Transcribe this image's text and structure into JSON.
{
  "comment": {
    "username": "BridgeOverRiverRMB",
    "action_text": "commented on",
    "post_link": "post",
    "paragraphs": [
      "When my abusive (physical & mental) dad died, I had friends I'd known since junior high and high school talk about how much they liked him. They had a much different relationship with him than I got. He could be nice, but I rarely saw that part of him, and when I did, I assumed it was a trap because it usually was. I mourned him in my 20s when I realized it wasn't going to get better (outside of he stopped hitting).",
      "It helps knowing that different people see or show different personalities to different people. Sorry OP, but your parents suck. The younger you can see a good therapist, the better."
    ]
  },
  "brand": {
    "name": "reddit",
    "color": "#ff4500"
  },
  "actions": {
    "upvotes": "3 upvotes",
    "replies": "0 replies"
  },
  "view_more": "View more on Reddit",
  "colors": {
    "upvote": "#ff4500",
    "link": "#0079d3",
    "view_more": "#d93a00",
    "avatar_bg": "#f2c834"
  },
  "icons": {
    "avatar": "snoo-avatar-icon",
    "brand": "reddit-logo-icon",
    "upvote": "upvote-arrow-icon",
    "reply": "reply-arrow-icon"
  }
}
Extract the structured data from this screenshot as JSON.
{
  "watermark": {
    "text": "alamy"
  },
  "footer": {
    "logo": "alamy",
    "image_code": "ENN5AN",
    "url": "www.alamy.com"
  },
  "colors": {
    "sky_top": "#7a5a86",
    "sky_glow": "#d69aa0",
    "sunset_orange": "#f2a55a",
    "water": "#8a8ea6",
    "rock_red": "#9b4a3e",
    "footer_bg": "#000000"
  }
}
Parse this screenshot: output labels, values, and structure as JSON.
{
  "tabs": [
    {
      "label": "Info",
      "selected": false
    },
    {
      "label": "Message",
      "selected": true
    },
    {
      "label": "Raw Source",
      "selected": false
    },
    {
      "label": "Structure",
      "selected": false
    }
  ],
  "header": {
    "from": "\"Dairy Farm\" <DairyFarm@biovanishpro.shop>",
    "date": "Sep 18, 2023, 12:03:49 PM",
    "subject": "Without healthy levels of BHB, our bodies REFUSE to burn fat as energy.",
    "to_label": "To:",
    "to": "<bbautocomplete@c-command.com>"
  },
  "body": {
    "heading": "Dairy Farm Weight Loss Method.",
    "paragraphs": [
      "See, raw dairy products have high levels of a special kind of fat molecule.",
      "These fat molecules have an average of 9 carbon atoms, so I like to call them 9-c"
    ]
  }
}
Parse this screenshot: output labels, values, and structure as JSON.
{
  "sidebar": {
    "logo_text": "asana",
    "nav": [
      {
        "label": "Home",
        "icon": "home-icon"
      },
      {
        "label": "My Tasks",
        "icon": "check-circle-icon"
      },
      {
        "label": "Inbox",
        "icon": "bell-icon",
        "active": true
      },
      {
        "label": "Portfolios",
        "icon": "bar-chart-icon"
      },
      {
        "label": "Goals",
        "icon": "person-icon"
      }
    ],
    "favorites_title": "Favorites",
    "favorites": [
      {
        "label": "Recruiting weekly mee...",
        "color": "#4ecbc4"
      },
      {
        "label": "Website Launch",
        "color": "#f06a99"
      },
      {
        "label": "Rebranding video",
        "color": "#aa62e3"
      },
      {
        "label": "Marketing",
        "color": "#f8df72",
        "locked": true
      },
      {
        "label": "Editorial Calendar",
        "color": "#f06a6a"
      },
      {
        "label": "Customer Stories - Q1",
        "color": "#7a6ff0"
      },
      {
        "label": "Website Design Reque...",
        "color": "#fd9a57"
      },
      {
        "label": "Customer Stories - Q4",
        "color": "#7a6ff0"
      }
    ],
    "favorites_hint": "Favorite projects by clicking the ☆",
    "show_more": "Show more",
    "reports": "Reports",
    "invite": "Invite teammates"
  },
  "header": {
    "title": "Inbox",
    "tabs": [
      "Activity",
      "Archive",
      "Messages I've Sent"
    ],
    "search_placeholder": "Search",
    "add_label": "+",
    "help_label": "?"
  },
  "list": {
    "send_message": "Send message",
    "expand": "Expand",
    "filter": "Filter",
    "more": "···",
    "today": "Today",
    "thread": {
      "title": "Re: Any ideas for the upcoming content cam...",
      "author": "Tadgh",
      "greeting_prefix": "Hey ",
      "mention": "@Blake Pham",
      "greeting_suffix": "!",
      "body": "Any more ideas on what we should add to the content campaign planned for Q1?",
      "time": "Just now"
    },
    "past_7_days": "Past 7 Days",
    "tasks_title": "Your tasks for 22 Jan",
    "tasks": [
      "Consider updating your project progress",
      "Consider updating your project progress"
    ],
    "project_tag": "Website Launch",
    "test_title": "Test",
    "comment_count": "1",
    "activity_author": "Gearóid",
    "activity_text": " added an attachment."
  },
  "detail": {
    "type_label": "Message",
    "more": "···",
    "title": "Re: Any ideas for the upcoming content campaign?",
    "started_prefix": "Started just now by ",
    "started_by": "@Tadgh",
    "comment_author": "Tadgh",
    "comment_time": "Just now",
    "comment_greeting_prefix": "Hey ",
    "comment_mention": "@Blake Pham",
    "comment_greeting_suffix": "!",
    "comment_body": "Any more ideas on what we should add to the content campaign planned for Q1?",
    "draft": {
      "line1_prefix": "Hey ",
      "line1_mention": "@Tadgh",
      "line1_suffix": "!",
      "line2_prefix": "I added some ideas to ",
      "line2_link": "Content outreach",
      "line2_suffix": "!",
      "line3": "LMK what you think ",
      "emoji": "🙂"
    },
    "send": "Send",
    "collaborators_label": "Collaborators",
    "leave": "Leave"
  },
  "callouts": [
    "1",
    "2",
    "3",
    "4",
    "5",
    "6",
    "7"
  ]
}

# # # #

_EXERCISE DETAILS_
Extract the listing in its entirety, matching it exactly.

_THE ANSWER_
Transcribe this image's text and structure into JSON.
{
  "comment": {
    "username": "BridgeOverRiverRMB",
    "action_text": "commented on",
    "post_link": "post",
    "paragraphs": [
      "When my abusive (physical & mental) dad died, I had friends I'd known since junior high and high school talk about how much they liked him. They had a much different relationship with him than I got. He could be nice, but I rarely saw that part of him, and when I did, I assumed it was a trap because it usually was. I mourned him in my 20s when I realized it wasn't going to get better (outside of he stopped hitting).",
      "It helps knowing that different people see or show different personalities to different people. Sorry OP, but your parents suck. The younger you can see a good therapist, the better."
    ]
  },
  "brand": {
    "name": "reddit",
    "color": "#ff4500"
  },
  "actions": {
    "upvotes": "3 upvotes",
    "replies": "0 replies"
  },
  "view_more": "View more on Reddit",
  "colors": {
    "upvote": "#ff4500",
    "link": "#0079d3",
    "view_more": "#d93a00",
    "avatar_bg": "#f2c834"
  },
  "icons": {
    "avatar": "snoo-avatar-icon",
    "brand": "reddit-logo-icon",
    "upvote": "upvote-arrow-icon",
    "reply": "reply-arrow-icon"
  }
}
Extract the structured data from this screenshot as JSON.
{
  "watermark": {
    "text": "alamy"
  },
  "footer": {
    "logo": "alamy",
    "image_code": "ENN5AN",
    "url": "www.alamy.com"
  },
  "colors": {
    "sky_top": "#7a5a86",
    "sky_glow": "#d69aa0",
    "sunset_orange": "#f2a55a",
    "water": "#8a8ea6",
    "rock_red": "#9b4a3e",
    "footer_bg": "#000000"
  }
}
Parse this screenshot: output labels, values, and structure as JSON.
{
  "tabs": [
    {
      "label": "Info",
      "selected": false
    },
    {
      "label": "Message",
      "selected": true
    },
    {
      "label": "Raw Source",
      "selected": false
    },
    {
      "label": "Structure",
      "selected": false
    }
  ],
  "header": {
    "from": "\"Dairy Farm\" <DairyFarm@biovanishpro.shop>",
    "date": "Sep 18, 2023, 12:03:49 PM",
    "subject": "Without healthy levels of BHB, our bodies REFUSE to burn fat as energy.",
    "to_label": "To:",
    "to": "<bbautocomplete@c-command.com>"
  },
  "body": {
    "heading": "Dairy Farm Weight Loss Method.",
    "paragraphs": [
      "See, raw dairy products have high levels of a special kind of fat molecule.",
      "These fat molecules have an average of 9 carbon atoms, so I like to call them 9-c"
    ]
  }
}
Parse this screenshot: output labels, values, and structure as JSON.
{
  "sidebar": {
    "logo_text": "asana",
    "nav": [
      {
        "label": "Home",
        "icon": "home-icon"
      },
      {
        "label": "My Tasks",
        "icon": "check-circle-icon"
      },
      {
        "label": "Inbox",
        "icon": "bell-icon",
        "active": true
      },
      {
        "label": "Portfolios",
        "icon": "bar-chart-icon"
      },
      {
        "label": "Goals",
        "icon": "person-icon"
      }
    ],
    "favorites_title": "Favorites",
    "favorites": [
      {
        "label": "Recruiting weekly mee...",
        "color": "#4ecbc4"
      },
      {
        "label": "Website Launch",
        "color": "#f06a99"
      },
      {
        "label": "Rebranding video",
        "color": "#aa62e3"
      },
      {
        "label": "Marketing",
        "color": "#f8df72",
        "locked": true
      },
      {
        "label": "Editorial Calendar",
        "color": "#f06a6a"
      },
      {
        "label": "Customer Stories - Q1",
        "color": "#7a6ff0"
      },
      {
        "label": "Website Design Reque...",
        "color": "#fd9a57"
      },
      {
        "label": "Customer Stories - Q4",
        "color": "#7a6ff0"
      }
    ],
    "favorites_hint": "Favorite projects by clicking the ☆",
    "show_more": "Show more",
    "reports": "Reports",
    "invite": "Invite teammates"
  },
  "header": {
    "title": "Inbox",
    "tabs": [
      "Activity",
      "Archive",
      "Messages I've Sent"
    ],
    "search_placeholder": "Search",
    "add_label": "+",
    "help_label": "?"
  },
  "list": {
    "send_message": "Send message",
    "expand": "Expand",
    "filter": "Filter",
    "more": "···",
    "today": "Today",
    "thread": {
      "title": "Re: Any ideas for the upcoming content cam...",
      "author": "Tadgh",
      "greeting_prefix": "Hey ",
      "mention": "@Blake Pham",
      "greeting_suffix": "!",
      "body": "Any more ideas on what we should add to the content campaign planned for Q1?",
      "time": "Just now"
    },
    "past_7_days": "Past 7 Days",
    "tasks_title": "Your tasks for 22 Jan",
    "tasks": [
      "Consider updating your project progress",
      "Consider updating your project progress"
    ],
    "project_tag": "Website Launch",
    "test_title": "Test",
    "comment_count": "1",
    "activity_author": "Gearóid",
    "activity_text": " added an attachment."
  },
  "detail": {
    "type_label": "Message",
    "more": "···",
    "title": "Re: Any ideas for the upcoming content campaign?",
    "started_prefix": "Started just now by ",
    "started_by": "@Tadgh",
    "comment_author": "Tadgh",
    "comment_time": "Just now",
    "comment_greeting_prefix": "Hey ",
    "comment_mention": "@Blake Pham",
    "comment_greeting_suffix": "!",
    "comment_body": "Any more ideas on what we should add to the content campaign planned for Q1?",
    "draft": {
      "line1_prefix": "Hey ",
      "line1_mention": "@Tadgh",
      "line1_suffix": "!",
      "line2_prefix": "I added some ideas to ",
      "line2_link": "Content outreach",
      "line2_suffix": "!",
      "line3": "LMK what you think ",
      "emoji": "🙂"
    },
    "send": "Send",
    "collaborators_label": "Collaborators",
    "leave": "Leave"
  },
  "callouts": [
    "1",
    "2",
    "3",
    "4",
    "5",
    "6",
    "7"
  ]
}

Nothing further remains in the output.